TASK TO CARRY OUT:
Set every entry below down once more, exactly as it stands, without images.
━━ EXCERPTED RECORDS ━━
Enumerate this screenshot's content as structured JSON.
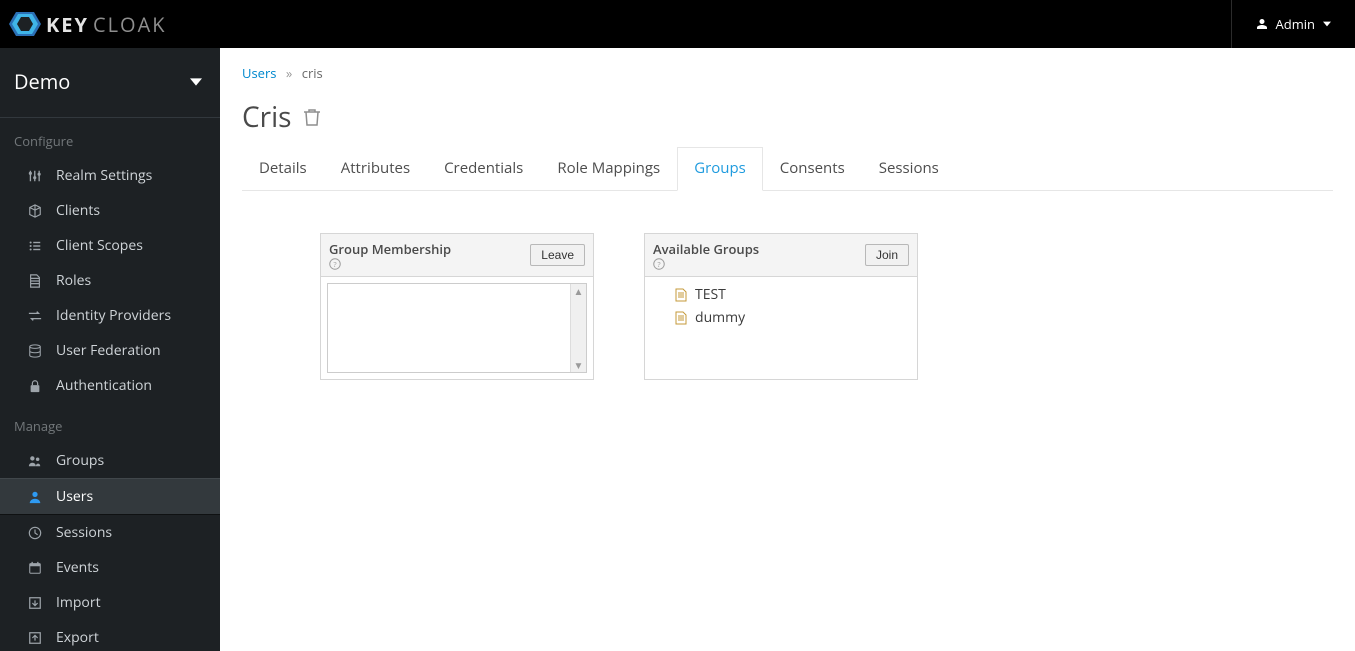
{
  "header": {
    "brand_bold": "KEY",
    "brand_light": "CLOAK",
    "user_label": "Admin"
  },
  "realm": {
    "name": "Demo"
  },
  "sidebar": {
    "section_configure": "Configure",
    "section_manage": "Manage",
    "configure": [
      {
        "label": "Realm Settings"
      },
      {
        "label": "Clients"
      },
      {
        "label": "Client Scopes"
      },
      {
        "label": "Roles"
      },
      {
        "label": "Identity Providers"
      },
      {
        "label": "User Federation"
      },
      {
        "label": "Authentication"
      }
    ],
    "manage": [
      {
        "label": "Groups"
      },
      {
        "label": "Users"
      },
      {
        "label": "Sessions"
      },
      {
        "label": "Events"
      },
      {
        "label": "Import"
      },
      {
        "label": "Export"
      }
    ]
  },
  "breadcrumb": {
    "parent": "Users",
    "current": "cris"
  },
  "page": {
    "title": "Cris"
  },
  "tabs": [
    {
      "label": "Details"
    },
    {
      "label": "Attributes"
    },
    {
      "label": "Credentials"
    },
    {
      "label": "Role Mappings"
    },
    {
      "label": "Groups"
    },
    {
      "label": "Consents"
    },
    {
      "label": "Sessions"
    }
  ],
  "membership_panel": {
    "title": "Group Membership",
    "button": "Leave"
  },
  "available_panel": {
    "title": "Available Groups",
    "button": "Join",
    "items": [
      {
        "label": "TEST"
      },
      {
        "label": "dummy"
      }
    ]
  }
}
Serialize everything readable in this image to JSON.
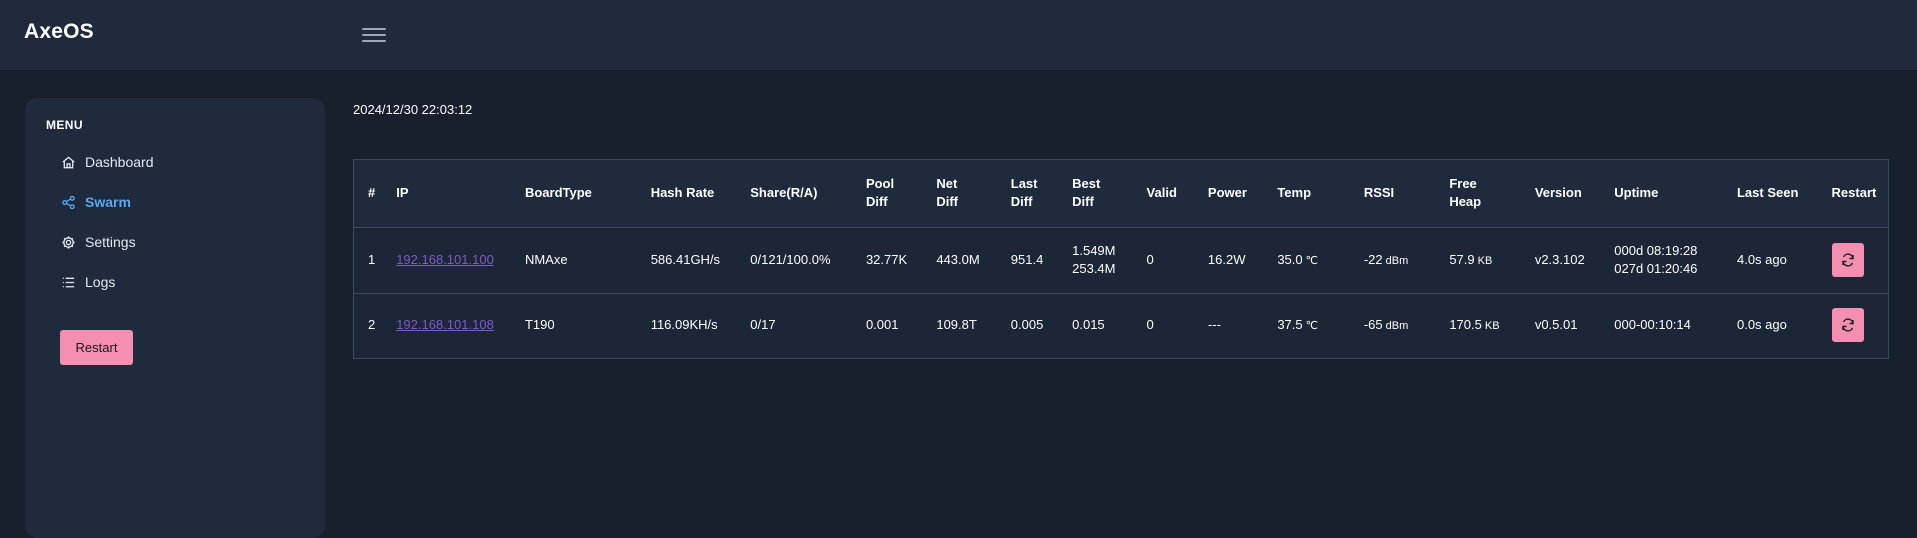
{
  "header": {
    "brand": "AxeOS"
  },
  "sidebar": {
    "menu_title": "MENU",
    "items": [
      {
        "label": "Dashboard",
        "icon": "home-icon"
      },
      {
        "label": "Swarm",
        "icon": "share-icon",
        "active": true
      },
      {
        "label": "Settings",
        "icon": "gear-icon"
      },
      {
        "label": "Logs",
        "icon": "list-icon"
      }
    ],
    "restart_label": "Restart"
  },
  "main": {
    "timestamp": "2024/12/30 22:03:12",
    "table": {
      "headers": {
        "num": "#",
        "ip": "IP",
        "boardtype": "BoardType",
        "hashrate": "Hash Rate",
        "shares": "Share(R/A)",
        "pooldiff_1": "Pool",
        "pooldiff_2": "Diff",
        "netdiff_1": "Net",
        "netdiff_2": "Diff",
        "lastdiff_1": "Last",
        "lastdiff_2": "Diff",
        "bestdiff_1": "Best",
        "bestdiff_2": "Diff",
        "valid": "Valid",
        "power": "Power",
        "temp": "Temp",
        "rssi": "RSSI",
        "freeheap_1": "Free",
        "freeheap_2": "Heap",
        "version": "Version",
        "uptime": "Uptime",
        "lastseen": "Last Seen",
        "restart": "Restart"
      },
      "rows": [
        {
          "num": "1",
          "ip": "192.168.101.100",
          "boardtype": "NMAxe",
          "hashrate": "586.41GH/s",
          "shares": "0/121/100.0%",
          "pooldiff": "32.77K",
          "netdiff": "443.0M",
          "lastdiff": "951.4",
          "bestdiff_1": "1.549M",
          "bestdiff_2": "253.4M",
          "valid": "0",
          "power": "16.2W",
          "temp": "35.0",
          "temp_unit": "℃",
          "rssi": "-22",
          "rssi_unit": "dBm",
          "freeheap": "57.9",
          "freeheap_unit": "KB",
          "version": "v2.3.102",
          "uptime_1": "000d 08:19:28",
          "uptime_2": "027d 01:20:46",
          "lastseen": "4.0s ago"
        },
        {
          "num": "2",
          "ip": "192.168.101.108",
          "boardtype": "T190",
          "hashrate": "116.09KH/s",
          "shares": "0/17",
          "pooldiff": "0.001",
          "netdiff": "109.8T",
          "lastdiff": "0.005",
          "bestdiff_1": "0.015",
          "bestdiff_2": "",
          "valid": "0",
          "power": "---",
          "temp": "37.5",
          "temp_unit": "℃",
          "rssi": "-65",
          "rssi_unit": "dBm",
          "freeheap": "170.5",
          "freeheap_unit": "KB",
          "version": "v0.5.01",
          "uptime_1": "000-00:10:14",
          "uptime_2": "",
          "lastseen": "0.0s ago"
        }
      ]
    }
  },
  "colors": {
    "background": "#18202d",
    "panel": "#1f2a3d",
    "accent": "#5aa8f0",
    "button": "#f48fb1",
    "link": "#7c5cc4"
  }
}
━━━
COMPLETED TASK:
Enumerate this screenshot's content as structured JSON.
{
  "header": {
    "brand_bold": "KEY",
    "brand_light": "CLOAK",
    "user_label": "Admin"
  },
  "realm": {
    "name": "Demo"
  },
  "sidebar": {
    "section_configure": "Configure",
    "section_manage": "Manage",
    "configure": [
      {
        "label": "Realm Settings"
      },
      {
        "label": "Clients"
      },
      {
        "label": "Client Scopes"
      },
      {
        "label": "Roles"
      },
      {
        "label": "Identity Providers"
      },
      {
        "label": "User Federation"
      },
      {
        "label": "Authentication"
      }
    ],
    "manage": [
      {
        "label": "Groups"
      },
      {
        "label": "Users"
      },
      {
        "label": "Sessions"
      },
      {
        "label": "Events"
      },
      {
        "label": "Import"
      },
      {
        "label": "Export"
      }
    ]
  },
  "breadcrumb": {
    "parent": "Users",
    "current": "cris"
  },
  "page": {
    "title": "Cris"
  },
  "tabs": [
    {
      "label": "Details"
    },
    {
      "label": "Attributes"
    },
    {
      "label": "Credentials"
    },
    {
      "label": "Role Mappings"
    },
    {
      "label": "Groups"
    },
    {
      "label": "Consents"
    },
    {
      "label": "Sessions"
    }
  ],
  "membership_panel": {
    "title": "Group Membership",
    "button": "Leave"
  },
  "available_panel": {
    "title": "Available Groups",
    "button": "Join",
    "items": [
      {
        "label": "TEST"
      },
      {
        "label": "dummy"
      }
    ]
  }
}
Serialize everything readable in this image to JSON.
{
  "header": {
    "brand": "AxeOS"
  },
  "sidebar": {
    "menu_title": "MENU",
    "items": [
      {
        "label": "Dashboard",
        "icon": "home-icon"
      },
      {
        "label": "Swarm",
        "icon": "share-icon",
        "active": true
      },
      {
        "label": "Settings",
        "icon": "gear-icon"
      },
      {
        "label": "Logs",
        "icon": "list-icon"
      }
    ],
    "restart_label": "Restart"
  },
  "main": {
    "timestamp": "2024/12/30 22:03:12",
    "table": {
      "headers": {
        "num": "#",
        "ip": "IP",
        "boardtype": "BoardType",
        "hashrate": "Hash Rate",
        "shares": "Share(R/A)",
        "pooldiff_1": "Pool",
        "pooldiff_2": "Diff",
        "netdiff_1": "Net",
        "netdiff_2": "Diff",
        "lastdiff_1": "Last",
        "lastdiff_2": "Diff",
        "bestdiff_1": "Best",
        "bestdiff_2": "Diff",
        "valid": "Valid",
        "power": "Power",
        "temp": "Temp",
        "rssi": "RSSI",
        "freeheap_1": "Free",
        "freeheap_2": "Heap",
        "version": "Version",
        "uptime": "Uptime",
        "lastseen": "Last Seen",
        "restart": "Restart"
      },
      "rows": [
        {
          "num": "1",
          "ip": "192.168.101.100",
          "boardtype": "NMAxe",
          "hashrate": "586.41GH/s",
          "shares": "0/121/100.0%",
          "pooldiff": "32.77K",
          "netdiff": "443.0M",
          "lastdiff": "951.4",
          "bestdiff_1": "1.549M",
          "bestdiff_2": "253.4M",
          "valid": "0",
          "power": "16.2W",
          "temp": "35.0",
          "temp_unit": "℃",
          "rssi": "-22",
          "rssi_unit": "dBm",
          "freeheap": "57.9",
          "freeheap_unit": "KB",
          "version": "v2.3.102",
          "uptime_1": "000d 08:19:28",
          "uptime_2": "027d 01:20:46",
          "lastseen": "4.0s ago"
        },
        {
          "num": "2",
          "ip": "192.168.101.108",
          "boardtype": "T190",
          "hashrate": "116.09KH/s",
          "shares": "0/17",
          "pooldiff": "0.001",
          "netdiff": "109.8T",
          "lastdiff": "0.005",
          "bestdiff_1": "0.015",
          "bestdiff_2": "",
          "valid": "0",
          "power": "---",
          "temp": "37.5",
          "temp_unit": "℃",
          "rssi": "-65",
          "rssi_unit": "dBm",
          "freeheap": "170.5",
          "freeheap_unit": "KB",
          "version": "v0.5.01",
          "uptime_1": "000-00:10:14",
          "uptime_2": "",
          "lastseen": "0.0s ago"
        }
      ]
    }
  },
  "colors": {
    "background": "#18202d",
    "panel": "#1f2a3d",
    "accent": "#5aa8f0",
    "button": "#f48fb1",
    "link": "#7c5cc4"
  }
}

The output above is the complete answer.